This study examined the relationship between identification with television characters and self-esteem, with consideration of the current representations of gay and lesbian characters on television. A new measure of identification with gay and lesbian television characters was developed to explore the connections between the sexual orientation of the television characters with whom people identify, viewer individual self-esteem, and viewer sexual orientation identity self-esteem. Results showed that, for gay participants, identifying with gay characters was not related to higher levels of individual but was related to one subscale of gay identity self-esteem. Similarly, for straight participants, no relationship was found between identifying with television characters and individual self-esteem. However, there was a relationship between identifying with television characters and straight identity self-esteem such that straight participants who identified with gay characters showed lower ratings of straight identity self-esteem. Thus, there are clear links between these characters and sexual orientation identity development for both gay and straight men and women. An additional study focus was the relationship between demographic characteristics, such as sexual orientation, and the books that individuals read to determine if these characteristics were related to book selection. Significant differences between the levels of importance of gender, sexual orientation, ethnicity, and physical attractiveness on identification with book characters were not demonstrated. Nevertheless, the overall findings show that viewers identify more with television characters who are from their own gender and sexual orientation background and this identification is related to some aspects of sexual orientation identity development.^

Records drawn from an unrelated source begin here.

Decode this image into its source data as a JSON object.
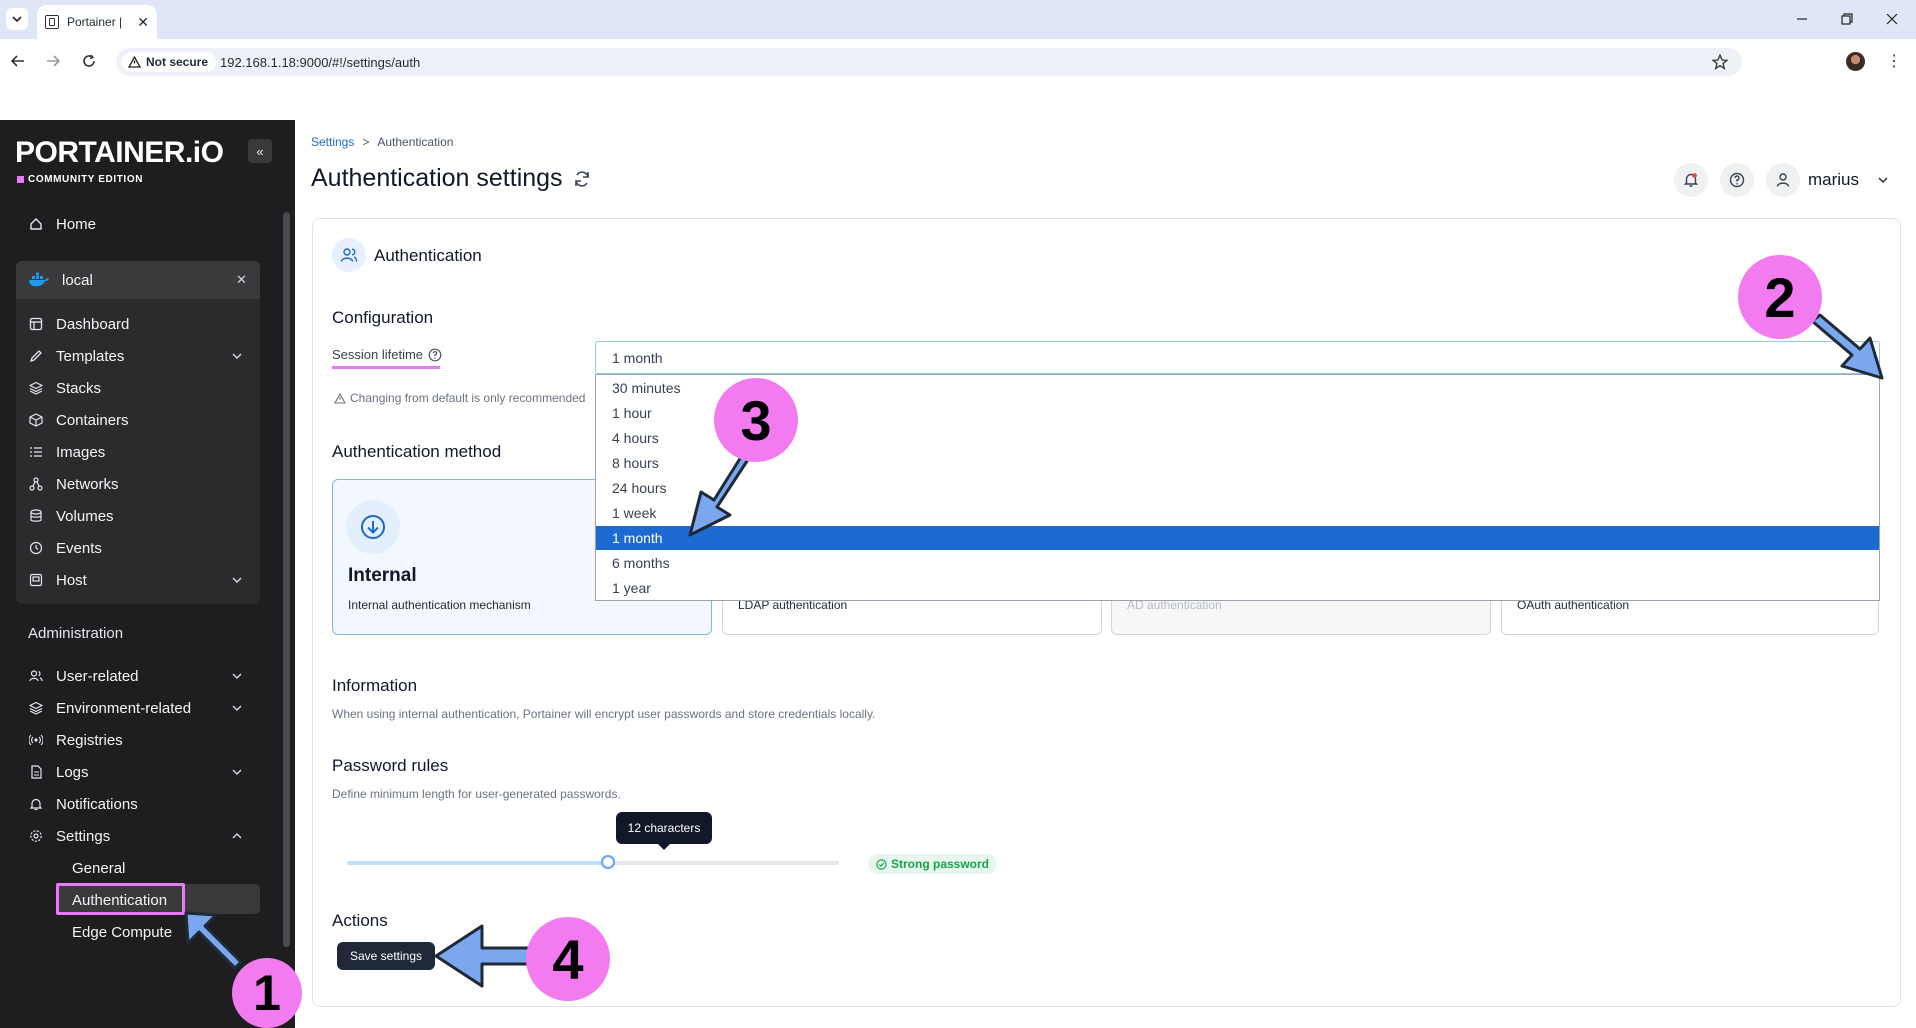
{
  "browser": {
    "tab_title": "Portainer |",
    "not_secure": "Not secure",
    "url": "192.168.1.18:9000/#!/settings/auth"
  },
  "sidebar": {
    "logo": "PORTAINER.iO",
    "edition": "COMMUNITY EDITION",
    "home": "Home",
    "environment": "local",
    "env_items": [
      "Dashboard",
      "Templates",
      "Stacks",
      "Containers",
      "Images",
      "Networks",
      "Volumes",
      "Events",
      "Host"
    ],
    "admin_label": "Administration",
    "admin_items": [
      "User-related",
      "Environment-related",
      "Registries",
      "Logs",
      "Notifications",
      "Settings"
    ],
    "settings_sub": [
      "General",
      "Authentication",
      "Edge Compute"
    ]
  },
  "header": {
    "breadcrumb_root": "Settings",
    "breadcrumb_sep": ">",
    "breadcrumb_current": "Authentication",
    "title": "Authentication settings",
    "user": "marius"
  },
  "card": {
    "title": "Authentication",
    "config_title": "Configuration",
    "session_label": "Session lifetime",
    "session_value": "1 month",
    "session_warning": "Changing from default is only recommended",
    "session_options": [
      "30 minutes",
      "1 hour",
      "4 hours",
      "8 hours",
      "24 hours",
      "1 week",
      "1 month",
      "6 months",
      "1 year"
    ],
    "selected_option": "1 month",
    "method_title": "Authentication method",
    "methods": [
      {
        "name": "Internal",
        "desc": "Internal authentication mechanism"
      },
      {
        "desc": "LDAP authentication"
      },
      {
        "desc": "AD authentication"
      },
      {
        "desc": "OAuth authentication"
      }
    ],
    "info_title": "Information",
    "info_text": "When using internal authentication, Portainer will encrypt user passwords and store credentials locally.",
    "password_title": "Password rules",
    "password_text": "Define minimum length for user-generated passwords.",
    "password_tooltip": "12 characters",
    "password_strength": "Strong password",
    "password_slider_fraction": 0.53,
    "actions_title": "Actions",
    "save_label": "Save settings"
  },
  "annotations": {
    "badges": [
      "1",
      "2",
      "3",
      "4"
    ],
    "badge_color": "#f27bf0",
    "arrow_color": "#7aa7ee"
  },
  "colors": {
    "accent": "#1d6ad3",
    "sidebar_bg": "#1e1e20",
    "highlight": "#e879f9"
  }
}
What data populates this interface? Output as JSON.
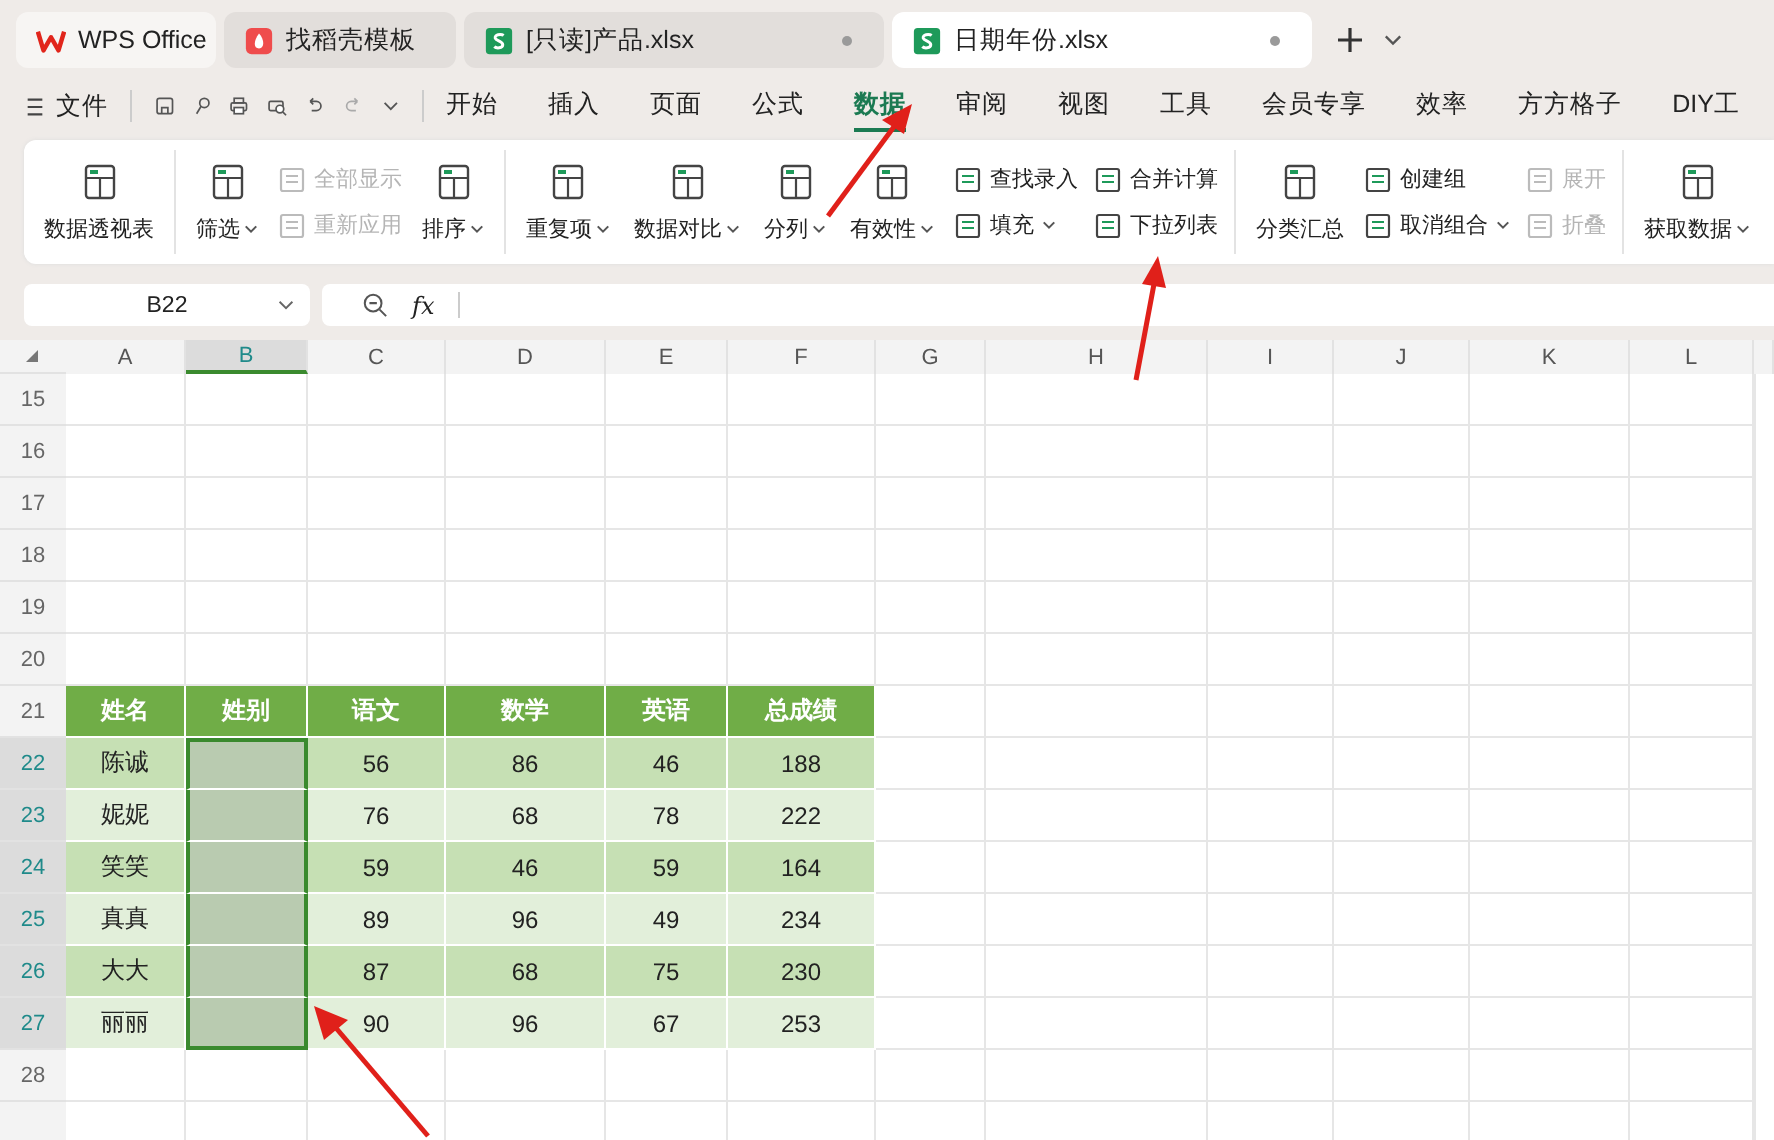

GLBT Studies|Psychology, Developmental|Psychology, General
Koch, Cara Elise, "Media exposure and self-esteem of gay and lesbian young adults" (2013). ETD Collection for Fordham University. AAI3588194.